**ASSIGNMENT:**
Exactly as written, please repeat the data that follows, but not the pictures.
(DATA SHOWN begins)
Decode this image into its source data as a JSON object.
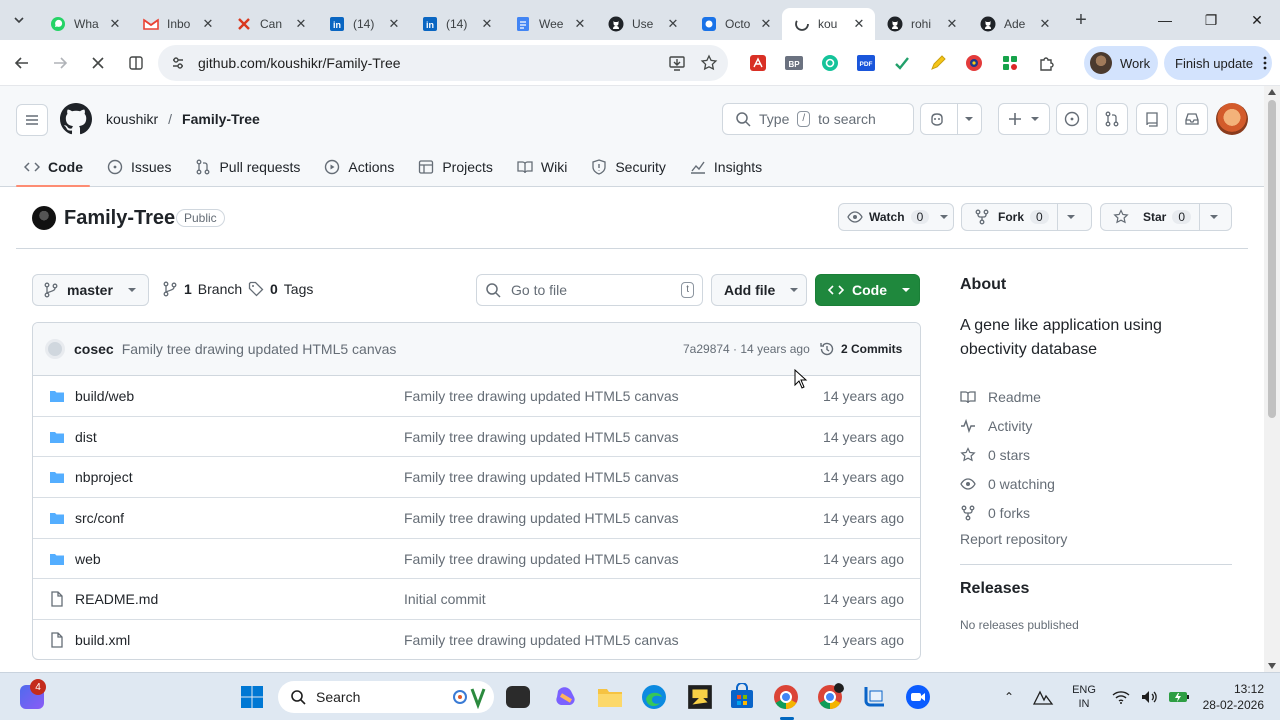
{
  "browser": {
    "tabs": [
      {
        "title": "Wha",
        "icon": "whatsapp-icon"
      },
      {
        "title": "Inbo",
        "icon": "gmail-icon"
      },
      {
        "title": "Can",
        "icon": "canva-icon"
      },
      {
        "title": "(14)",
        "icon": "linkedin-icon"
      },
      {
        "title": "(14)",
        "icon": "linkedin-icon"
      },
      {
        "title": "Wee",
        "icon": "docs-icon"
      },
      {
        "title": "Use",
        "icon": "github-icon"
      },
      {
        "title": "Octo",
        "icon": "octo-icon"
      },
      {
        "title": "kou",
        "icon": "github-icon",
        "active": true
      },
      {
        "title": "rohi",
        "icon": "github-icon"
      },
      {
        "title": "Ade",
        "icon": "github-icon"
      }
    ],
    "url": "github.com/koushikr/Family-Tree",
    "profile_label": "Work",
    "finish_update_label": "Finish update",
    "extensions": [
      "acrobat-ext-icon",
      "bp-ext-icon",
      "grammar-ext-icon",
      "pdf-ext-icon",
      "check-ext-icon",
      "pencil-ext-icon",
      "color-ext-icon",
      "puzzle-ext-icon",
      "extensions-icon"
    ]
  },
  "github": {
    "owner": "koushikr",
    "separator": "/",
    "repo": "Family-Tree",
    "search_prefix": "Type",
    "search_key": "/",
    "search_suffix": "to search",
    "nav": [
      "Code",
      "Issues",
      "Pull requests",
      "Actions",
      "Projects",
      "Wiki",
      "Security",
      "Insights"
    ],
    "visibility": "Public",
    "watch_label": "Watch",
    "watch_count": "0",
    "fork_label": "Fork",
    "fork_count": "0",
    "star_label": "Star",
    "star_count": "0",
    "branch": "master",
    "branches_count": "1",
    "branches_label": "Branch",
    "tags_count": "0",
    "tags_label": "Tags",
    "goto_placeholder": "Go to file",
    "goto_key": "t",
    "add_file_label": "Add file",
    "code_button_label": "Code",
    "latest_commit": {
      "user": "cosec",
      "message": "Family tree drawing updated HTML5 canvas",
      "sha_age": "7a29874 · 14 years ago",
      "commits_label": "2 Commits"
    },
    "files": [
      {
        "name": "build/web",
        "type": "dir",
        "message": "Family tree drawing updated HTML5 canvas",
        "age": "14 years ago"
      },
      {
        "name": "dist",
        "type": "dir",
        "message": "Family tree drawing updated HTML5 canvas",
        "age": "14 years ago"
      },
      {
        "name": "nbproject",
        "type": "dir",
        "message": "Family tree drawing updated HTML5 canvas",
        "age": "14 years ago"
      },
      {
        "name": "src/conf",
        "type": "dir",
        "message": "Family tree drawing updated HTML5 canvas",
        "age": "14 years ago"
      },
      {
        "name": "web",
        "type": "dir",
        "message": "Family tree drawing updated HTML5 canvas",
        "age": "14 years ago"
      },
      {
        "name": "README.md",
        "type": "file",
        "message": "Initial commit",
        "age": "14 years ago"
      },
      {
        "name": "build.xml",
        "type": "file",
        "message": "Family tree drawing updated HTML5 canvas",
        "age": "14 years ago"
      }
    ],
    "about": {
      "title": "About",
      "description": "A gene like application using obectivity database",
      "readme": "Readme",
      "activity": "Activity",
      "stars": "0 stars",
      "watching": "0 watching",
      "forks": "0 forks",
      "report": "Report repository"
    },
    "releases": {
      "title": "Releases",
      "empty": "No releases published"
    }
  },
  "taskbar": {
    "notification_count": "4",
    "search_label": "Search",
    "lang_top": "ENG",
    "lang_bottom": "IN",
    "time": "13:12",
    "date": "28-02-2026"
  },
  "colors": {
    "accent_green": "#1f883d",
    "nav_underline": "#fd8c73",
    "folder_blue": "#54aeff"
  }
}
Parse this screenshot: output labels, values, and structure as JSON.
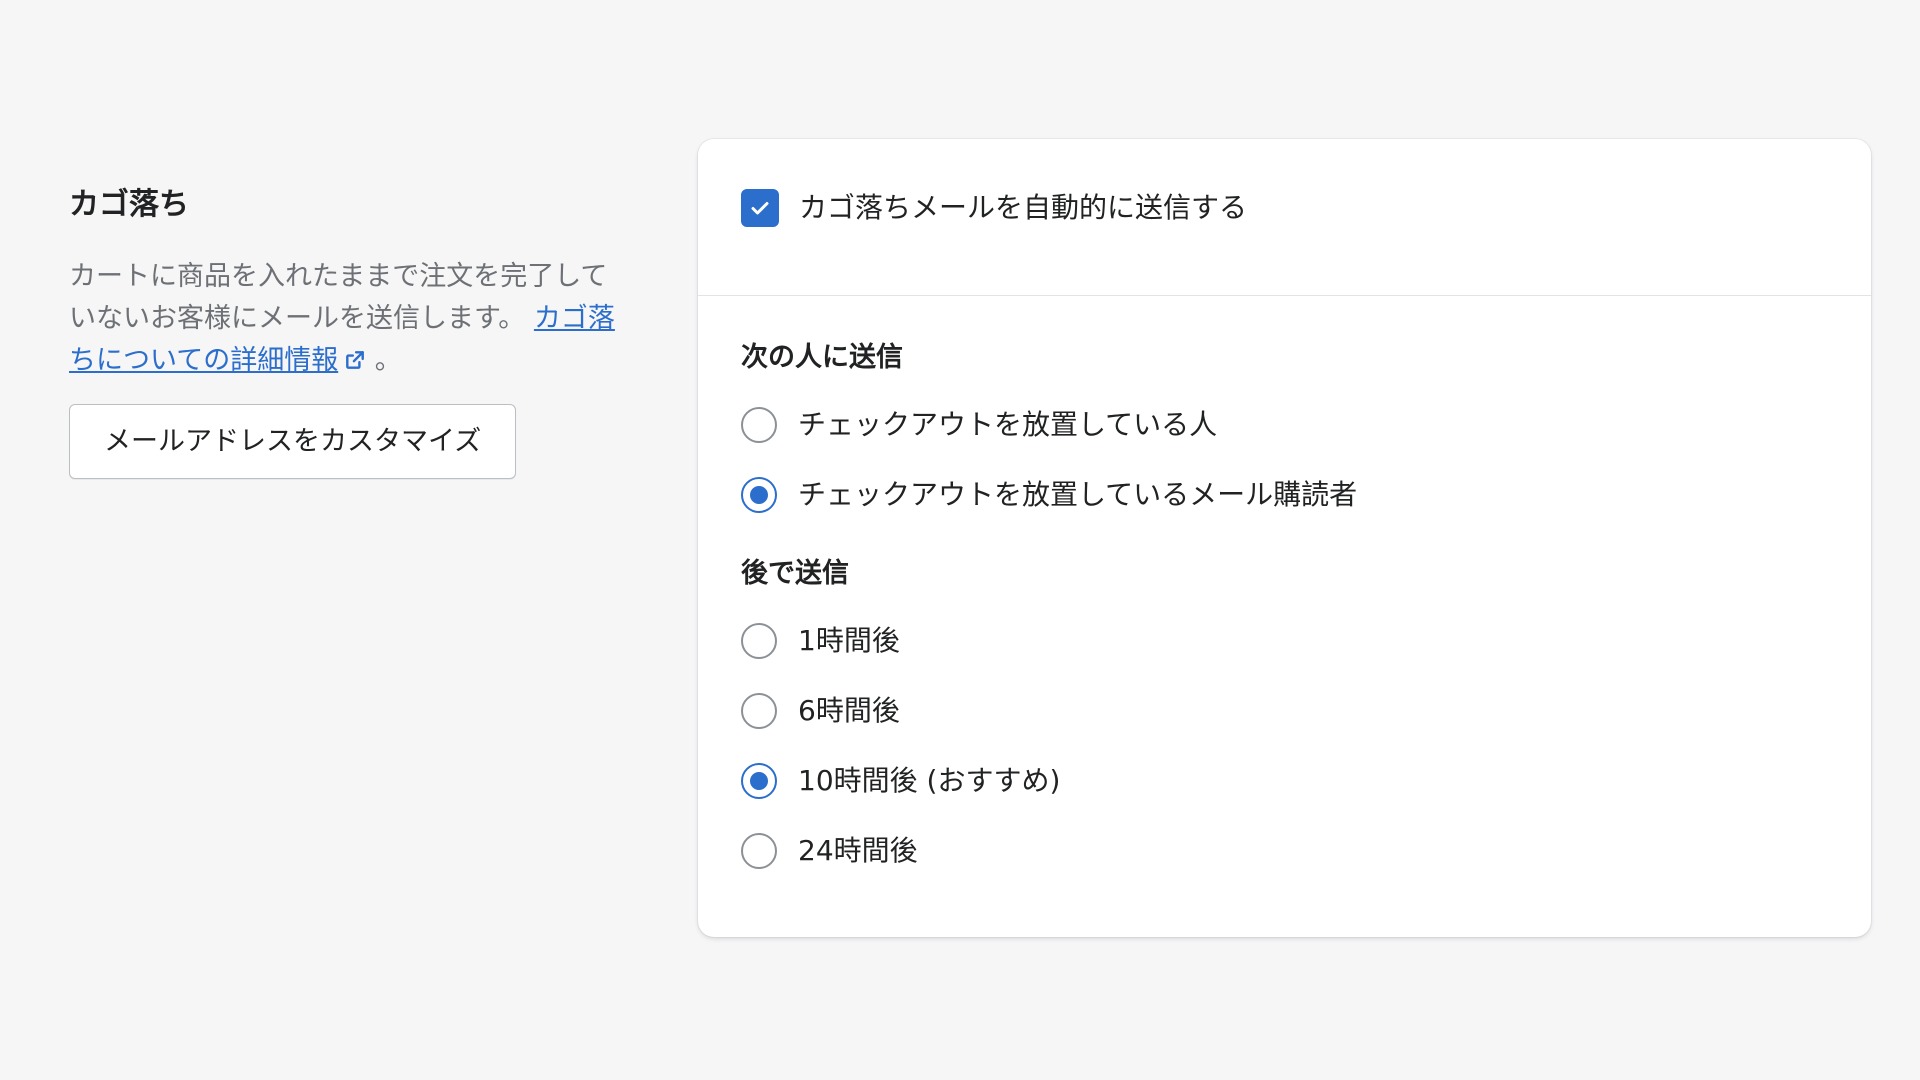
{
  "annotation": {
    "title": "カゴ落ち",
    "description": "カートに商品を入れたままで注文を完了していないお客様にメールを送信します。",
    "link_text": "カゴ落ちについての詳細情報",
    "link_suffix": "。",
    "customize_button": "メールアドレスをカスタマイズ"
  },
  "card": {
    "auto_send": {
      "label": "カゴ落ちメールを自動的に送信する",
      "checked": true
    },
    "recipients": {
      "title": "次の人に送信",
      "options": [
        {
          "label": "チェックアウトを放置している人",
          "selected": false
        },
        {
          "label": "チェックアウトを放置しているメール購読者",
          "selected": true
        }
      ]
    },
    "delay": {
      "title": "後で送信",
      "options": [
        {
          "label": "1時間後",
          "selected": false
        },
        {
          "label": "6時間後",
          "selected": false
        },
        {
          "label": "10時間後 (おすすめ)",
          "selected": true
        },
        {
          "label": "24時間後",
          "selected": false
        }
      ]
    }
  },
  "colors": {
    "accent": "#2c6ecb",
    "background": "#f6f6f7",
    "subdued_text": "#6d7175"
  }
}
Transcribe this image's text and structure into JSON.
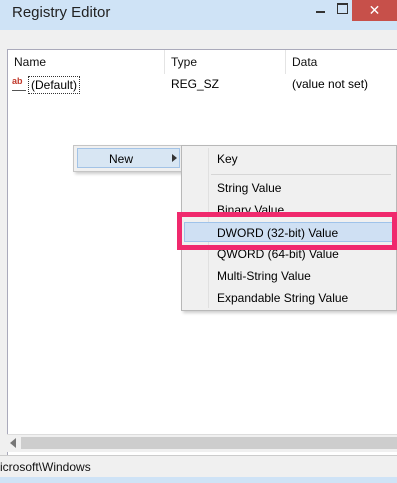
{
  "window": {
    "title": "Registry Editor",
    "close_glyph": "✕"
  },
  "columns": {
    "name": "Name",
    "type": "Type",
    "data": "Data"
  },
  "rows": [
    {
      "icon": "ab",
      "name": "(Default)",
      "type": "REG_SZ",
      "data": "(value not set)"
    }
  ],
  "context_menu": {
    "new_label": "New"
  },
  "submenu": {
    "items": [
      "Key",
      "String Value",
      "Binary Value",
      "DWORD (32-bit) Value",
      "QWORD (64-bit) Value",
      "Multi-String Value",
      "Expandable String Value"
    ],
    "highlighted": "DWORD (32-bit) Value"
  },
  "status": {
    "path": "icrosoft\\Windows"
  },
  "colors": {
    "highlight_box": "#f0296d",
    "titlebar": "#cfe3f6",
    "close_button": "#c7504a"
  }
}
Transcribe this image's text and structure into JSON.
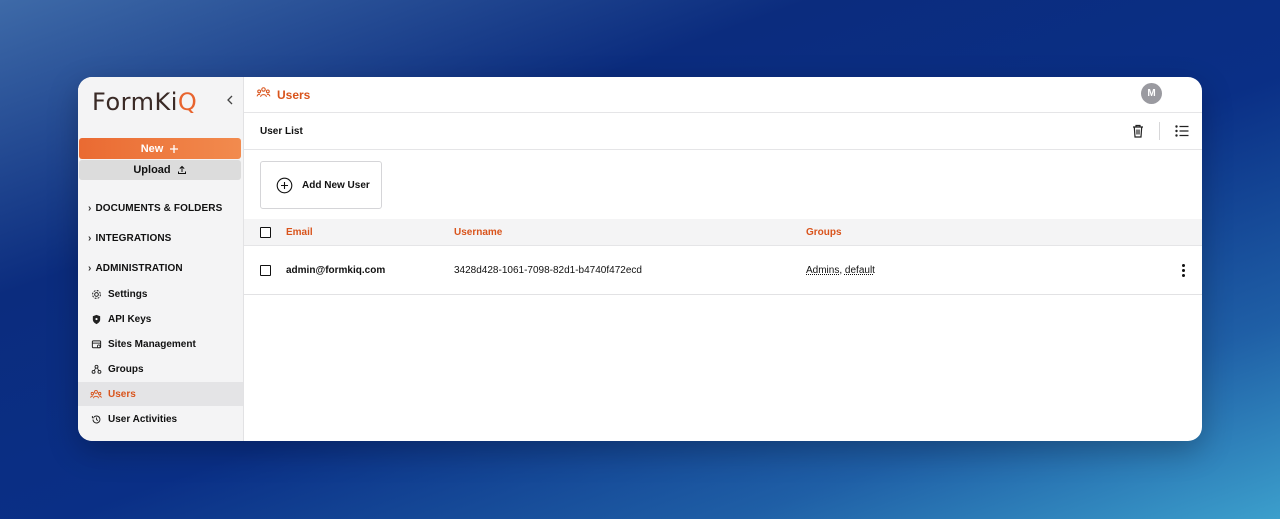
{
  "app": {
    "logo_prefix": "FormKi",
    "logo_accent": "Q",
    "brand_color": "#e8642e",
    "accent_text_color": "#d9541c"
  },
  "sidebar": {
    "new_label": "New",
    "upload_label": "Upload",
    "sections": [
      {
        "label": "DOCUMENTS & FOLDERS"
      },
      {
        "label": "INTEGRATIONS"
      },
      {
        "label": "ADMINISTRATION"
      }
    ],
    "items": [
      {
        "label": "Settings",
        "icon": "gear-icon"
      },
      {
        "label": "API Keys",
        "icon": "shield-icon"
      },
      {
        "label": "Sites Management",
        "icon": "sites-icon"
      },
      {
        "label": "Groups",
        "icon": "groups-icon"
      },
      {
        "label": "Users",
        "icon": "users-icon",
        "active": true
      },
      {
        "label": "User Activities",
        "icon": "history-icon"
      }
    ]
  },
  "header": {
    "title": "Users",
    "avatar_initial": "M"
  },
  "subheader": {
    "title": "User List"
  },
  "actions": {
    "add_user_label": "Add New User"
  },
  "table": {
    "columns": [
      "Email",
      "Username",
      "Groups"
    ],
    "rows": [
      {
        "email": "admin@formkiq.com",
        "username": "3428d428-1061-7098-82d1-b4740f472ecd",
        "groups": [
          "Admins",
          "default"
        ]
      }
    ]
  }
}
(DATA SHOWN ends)
**WRITTEN ANSWER:**
Decode this image into its source data as a JSON object.
{
  "browser": {
    "tabs": [
      {
        "title": "Wha",
        "icon": "whatsapp-icon"
      },
      {
        "title": "Inbo",
        "icon": "gmail-icon"
      },
      {
        "title": "Can",
        "icon": "canva-icon"
      },
      {
        "title": "(14)",
        "icon": "linkedin-icon"
      },
      {
        "title": "(14)",
        "icon": "linkedin-icon"
      },
      {
        "title": "Wee",
        "icon": "docs-icon"
      },
      {
        "title": "Use",
        "icon": "github-icon"
      },
      {
        "title": "Octo",
        "icon": "octo-icon"
      },
      {
        "title": "kou",
        "icon": "github-icon",
        "active": true
      },
      {
        "title": "rohi",
        "icon": "github-icon"
      },
      {
        "title": "Ade",
        "icon": "github-icon"
      }
    ],
    "url": "github.com/koushikr/Family-Tree",
    "profile_label": "Work",
    "finish_update_label": "Finish update",
    "extensions": [
      "acrobat-ext-icon",
      "bp-ext-icon",
      "grammar-ext-icon",
      "pdf-ext-icon",
      "check-ext-icon",
      "pencil-ext-icon",
      "color-ext-icon",
      "puzzle-ext-icon",
      "extensions-icon"
    ]
  },
  "github": {
    "owner": "koushikr",
    "separator": "/",
    "repo": "Family-Tree",
    "search_prefix": "Type",
    "search_key": "/",
    "search_suffix": "to search",
    "nav": [
      "Code",
      "Issues",
      "Pull requests",
      "Actions",
      "Projects",
      "Wiki",
      "Security",
      "Insights"
    ],
    "visibility": "Public",
    "watch_label": "Watch",
    "watch_count": "0",
    "fork_label": "Fork",
    "fork_count": "0",
    "star_label": "Star",
    "star_count": "0",
    "branch": "master",
    "branches_count": "1",
    "branches_label": "Branch",
    "tags_count": "0",
    "tags_label": "Tags",
    "goto_placeholder": "Go to file",
    "goto_key": "t",
    "add_file_label": "Add file",
    "code_button_label": "Code",
    "latest_commit": {
      "user": "cosec",
      "message": "Family tree drawing updated HTML5 canvas",
      "sha_age": "7a29874 · 14 years ago",
      "commits_label": "2 Commits"
    },
    "files": [
      {
        "name": "build/web",
        "type": "dir",
        "message": "Family tree drawing updated HTML5 canvas",
        "age": "14 years ago"
      },
      {
        "name": "dist",
        "type": "dir",
        "message": "Family tree drawing updated HTML5 canvas",
        "age": "14 years ago"
      },
      {
        "name": "nbproject",
        "type": "dir",
        "message": "Family tree drawing updated HTML5 canvas",
        "age": "14 years ago"
      },
      {
        "name": "src/conf",
        "type": "dir",
        "message": "Family tree drawing updated HTML5 canvas",
        "age": "14 years ago"
      },
      {
        "name": "web",
        "type": "dir",
        "message": "Family tree drawing updated HTML5 canvas",
        "age": "14 years ago"
      },
      {
        "name": "README.md",
        "type": "file",
        "message": "Initial commit",
        "age": "14 years ago"
      },
      {
        "name": "build.xml",
        "type": "file",
        "message": "Family tree drawing updated HTML5 canvas",
        "age": "14 years ago"
      }
    ],
    "about": {
      "title": "About",
      "description": "A gene like application using obectivity database",
      "readme": "Readme",
      "activity": "Activity",
      "stars": "0 stars",
      "watching": "0 watching",
      "forks": "0 forks",
      "report": "Report repository"
    },
    "releases": {
      "title": "Releases",
      "empty": "No releases published"
    }
  },
  "taskbar": {
    "notification_count": "4",
    "search_label": "Search",
    "lang_top": "ENG",
    "lang_bottom": "IN",
    "time": "13:12",
    "date": "28-02-2026"
  },
  "colors": {
    "accent_green": "#1f883d",
    "nav_underline": "#fd8c73",
    "folder_blue": "#54aeff"
  }
}
Parse this screenshot: output labels, values, and structure as JSON.
{
  "annotation": {
    "title": "カゴ落ち",
    "description": "カートに商品を入れたままで注文を完了していないお客様にメールを送信します。",
    "link_text": "カゴ落ちについての詳細情報",
    "link_suffix": "。",
    "customize_button": "メールアドレスをカスタマイズ"
  },
  "card": {
    "auto_send": {
      "label": "カゴ落ちメールを自動的に送信する",
      "checked": true
    },
    "recipients": {
      "title": "次の人に送信",
      "options": [
        {
          "label": "チェックアウトを放置している人",
          "selected": false
        },
        {
          "label": "チェックアウトを放置しているメール購読者",
          "selected": true
        }
      ]
    },
    "delay": {
      "title": "後で送信",
      "options": [
        {
          "label": "1時間後",
          "selected": false
        },
        {
          "label": "6時間後",
          "selected": false
        },
        {
          "label": "10時間後 (おすすめ)",
          "selected": true
        },
        {
          "label": "24時間後",
          "selected": false
        }
      ]
    }
  },
  "colors": {
    "accent": "#2c6ecb",
    "background": "#f6f6f7",
    "subdued_text": "#6d7175"
  }
}
Transcribe this image's text and structure into JSON.
{
  "window": {
    "title": "Registry Editor",
    "close_glyph": "✕"
  },
  "columns": {
    "name": "Name",
    "type": "Type",
    "data": "Data"
  },
  "rows": [
    {
      "icon": "ab",
      "name": "(Default)",
      "type": "REG_SZ",
      "data": "(value not set)"
    }
  ],
  "context_menu": {
    "new_label": "New"
  },
  "submenu": {
    "items": [
      "Key",
      "String Value",
      "Binary Value",
      "DWORD (32-bit) Value",
      "QWORD (64-bit) Value",
      "Multi-String Value",
      "Expandable String Value"
    ],
    "highlighted": "DWORD (32-bit) Value"
  },
  "status": {
    "path": "icrosoft\\Windows"
  },
  "colors": {
    "highlight_box": "#f0296d",
    "titlebar": "#cfe3f6",
    "close_button": "#c7504a"
  }
}
Transcribe this image's text and structure into JSON.
{
  "app": {
    "logo_prefix": "FormKi",
    "logo_accent": "Q",
    "brand_color": "#e8642e",
    "accent_text_color": "#d9541c"
  },
  "sidebar": {
    "new_label": "New",
    "upload_label": "Upload",
    "sections": [
      {
        "label": "DOCUMENTS & FOLDERS"
      },
      {
        "label": "INTEGRATIONS"
      },
      {
        "label": "ADMINISTRATION"
      }
    ],
    "items": [
      {
        "label": "Settings",
        "icon": "gear-icon"
      },
      {
        "label": "API Keys",
        "icon": "shield-icon"
      },
      {
        "label": "Sites Management",
        "icon": "sites-icon"
      },
      {
        "label": "Groups",
        "icon": "groups-icon"
      },
      {
        "label": "Users",
        "icon": "users-icon",
        "active": true
      },
      {
        "label": "User Activities",
        "icon": "history-icon"
      }
    ]
  },
  "header": {
    "title": "Users",
    "avatar_initial": "M"
  },
  "subheader": {
    "title": "User List"
  },
  "actions": {
    "add_user_label": "Add New User"
  },
  "table": {
    "columns": [
      "Email",
      "Username",
      "Groups"
    ],
    "rows": [
      {
        "email": "admin@formkiq.com",
        "username": "3428d428-1061-7098-82d1-b4740f472ecd",
        "groups": [
          "Admins",
          "default"
        ]
      }
    ]
  }
}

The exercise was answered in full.